### Provided information

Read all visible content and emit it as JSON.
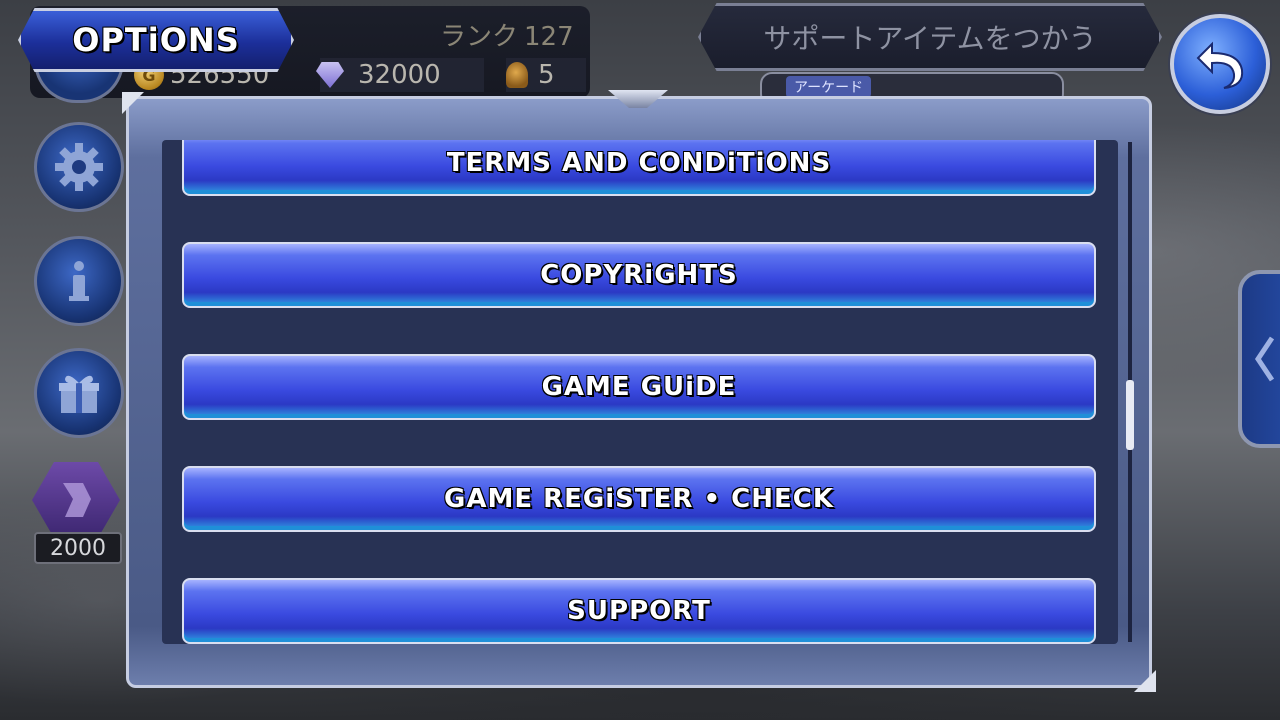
{
  "header": {
    "title": "OPTiONS",
    "rank_label": "ランク",
    "rank_value": "127",
    "support_item_label": "サポートアイテムをつかう",
    "arcade_tag": "アーケード"
  },
  "currency": {
    "gil": "526550",
    "gil_icon_letter": "G",
    "gems": "32000",
    "bells": "5"
  },
  "sidebar": {
    "drop_count": "2000"
  },
  "menu": {
    "items": [
      {
        "label": "TERMS AND CONDiTiONS"
      },
      {
        "label": "COPYRiGHTS"
      },
      {
        "label": "GAME GUiDE"
      },
      {
        "label": "GAME REGiSTER • CHECK"
      },
      {
        "label": "SUPPORT"
      }
    ]
  },
  "icons": [
    "gear-icon",
    "info-icon",
    "gift-icon",
    "back-arrow-icon",
    "chevron-left-icon",
    "gem-icon",
    "bell-icon",
    "coin-icon"
  ],
  "colors": {
    "button_blue": "#3a4ae0",
    "panel_frame": "#5e6f9e",
    "panel_inner": "#283254"
  }
}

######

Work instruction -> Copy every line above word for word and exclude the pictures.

Solution for this exercise ->
Read all visible content and emit it as JSON.
{
  "header": {
    "title": "OPTiONS",
    "rank_label": "ランク",
    "rank_value": "127",
    "support_item_label": "サポートアイテムをつかう",
    "arcade_tag": "アーケード"
  },
  "currency": {
    "gil": "526550",
    "gil_icon_letter": "G",
    "gems": "32000",
    "bells": "5"
  },
  "sidebar": {
    "drop_count": "2000"
  },
  "menu": {
    "items": [
      {
        "label": "TERMS AND CONDiTiONS"
      },
      {
        "label": "COPYRiGHTS"
      },
      {
        "label": "GAME GUiDE"
      },
      {
        "label": "GAME REGiSTER • CHECK"
      },
      {
        "label": "SUPPORT"
      }
    ]
  },
  "icons": [
    "gear-icon",
    "info-icon",
    "gift-icon",
    "back-arrow-icon",
    "chevron-left-icon",
    "gem-icon",
    "bell-icon",
    "coin-icon"
  ],
  "colors": {
    "button_blue": "#3a4ae0",
    "panel_frame": "#5e6f9e",
    "panel_inner": "#283254"
  }
}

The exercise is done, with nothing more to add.